| Exercise prompt |
Pull every line from the records that has the word "title" in it.

• • • • • • •

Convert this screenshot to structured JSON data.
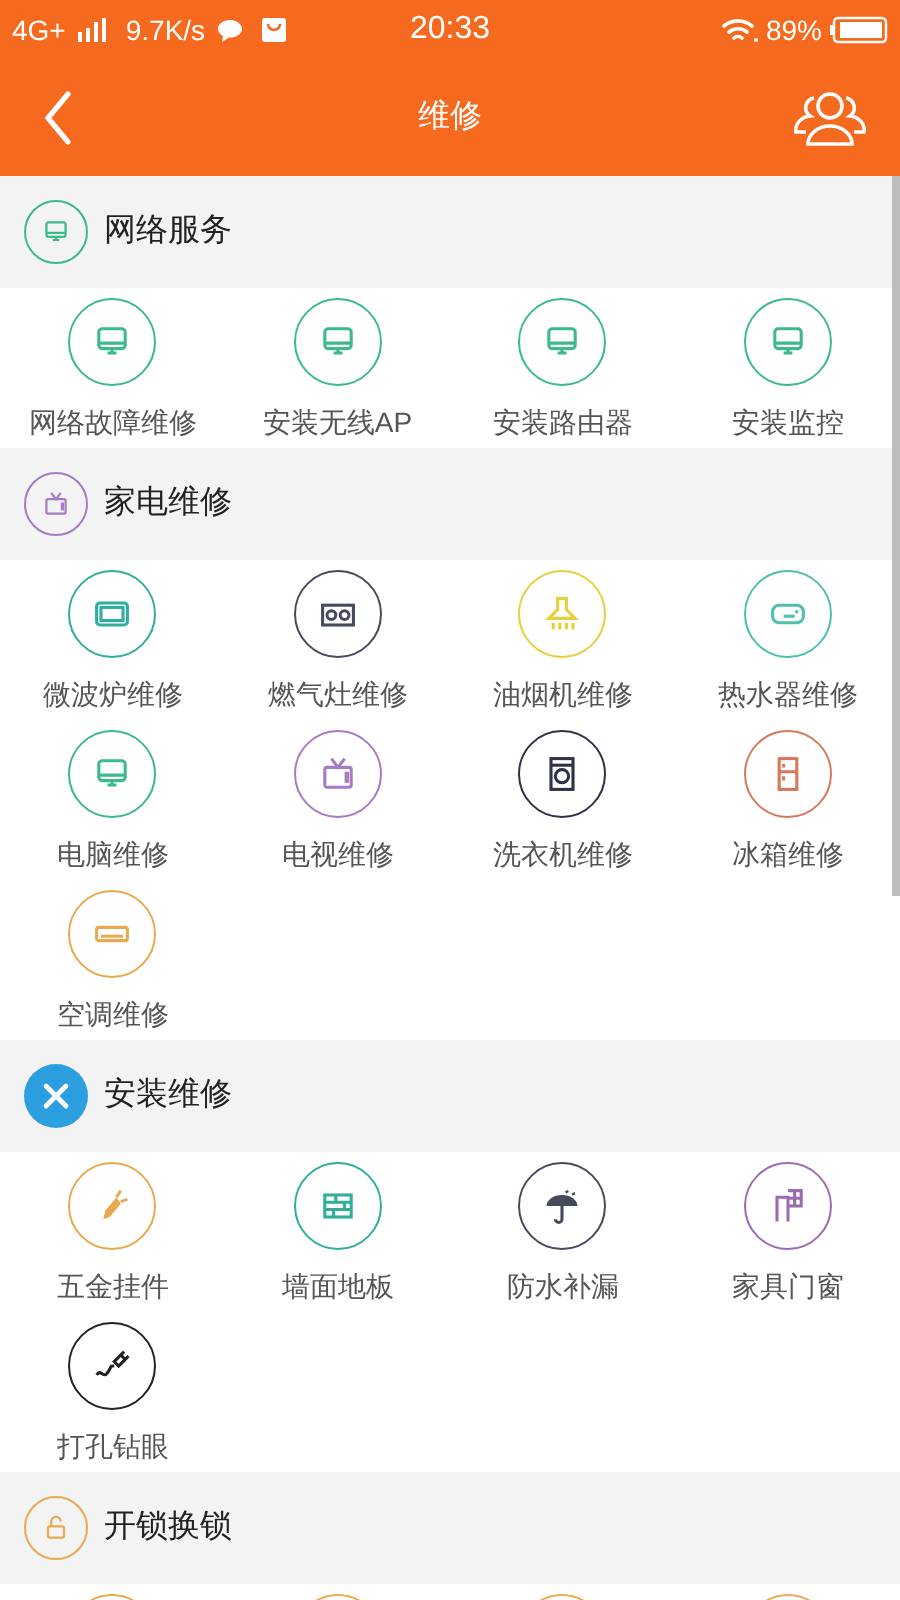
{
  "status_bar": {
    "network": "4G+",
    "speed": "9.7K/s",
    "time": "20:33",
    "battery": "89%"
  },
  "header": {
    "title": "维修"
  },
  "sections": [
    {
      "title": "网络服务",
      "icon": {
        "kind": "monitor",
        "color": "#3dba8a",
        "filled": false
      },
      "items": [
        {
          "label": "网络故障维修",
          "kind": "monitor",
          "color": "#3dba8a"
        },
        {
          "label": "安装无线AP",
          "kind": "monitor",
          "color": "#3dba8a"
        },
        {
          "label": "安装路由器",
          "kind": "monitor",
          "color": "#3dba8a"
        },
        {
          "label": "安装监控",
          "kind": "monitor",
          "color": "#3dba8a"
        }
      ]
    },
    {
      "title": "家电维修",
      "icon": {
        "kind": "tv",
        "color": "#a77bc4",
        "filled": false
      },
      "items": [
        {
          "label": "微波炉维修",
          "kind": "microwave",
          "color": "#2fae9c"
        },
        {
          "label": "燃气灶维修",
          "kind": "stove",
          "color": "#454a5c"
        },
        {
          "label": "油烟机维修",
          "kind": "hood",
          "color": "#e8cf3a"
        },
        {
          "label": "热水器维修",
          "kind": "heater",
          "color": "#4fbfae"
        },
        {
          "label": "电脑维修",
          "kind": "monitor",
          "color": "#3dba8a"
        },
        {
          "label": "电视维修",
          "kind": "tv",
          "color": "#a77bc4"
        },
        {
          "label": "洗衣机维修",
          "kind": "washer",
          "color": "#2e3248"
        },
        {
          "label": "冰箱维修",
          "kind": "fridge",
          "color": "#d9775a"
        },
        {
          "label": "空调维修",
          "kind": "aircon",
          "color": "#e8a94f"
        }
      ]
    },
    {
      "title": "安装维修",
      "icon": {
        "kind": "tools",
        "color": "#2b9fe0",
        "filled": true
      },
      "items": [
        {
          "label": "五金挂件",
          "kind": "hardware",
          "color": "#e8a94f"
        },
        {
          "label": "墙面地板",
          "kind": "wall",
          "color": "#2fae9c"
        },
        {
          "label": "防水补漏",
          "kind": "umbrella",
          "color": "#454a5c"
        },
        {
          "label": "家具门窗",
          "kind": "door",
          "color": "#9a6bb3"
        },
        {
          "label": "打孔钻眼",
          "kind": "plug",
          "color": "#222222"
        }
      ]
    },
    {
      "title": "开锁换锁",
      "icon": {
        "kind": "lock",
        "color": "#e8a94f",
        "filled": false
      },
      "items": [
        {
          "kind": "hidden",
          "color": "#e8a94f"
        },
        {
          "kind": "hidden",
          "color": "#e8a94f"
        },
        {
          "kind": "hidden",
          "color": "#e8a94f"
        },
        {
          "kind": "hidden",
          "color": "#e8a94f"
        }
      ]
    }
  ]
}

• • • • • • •

| Output for this task |
    "title": "维修"
      "title": "网络服务",
      "title": "家电维修",
      "title": "安装维修",
      "title": "开锁换锁",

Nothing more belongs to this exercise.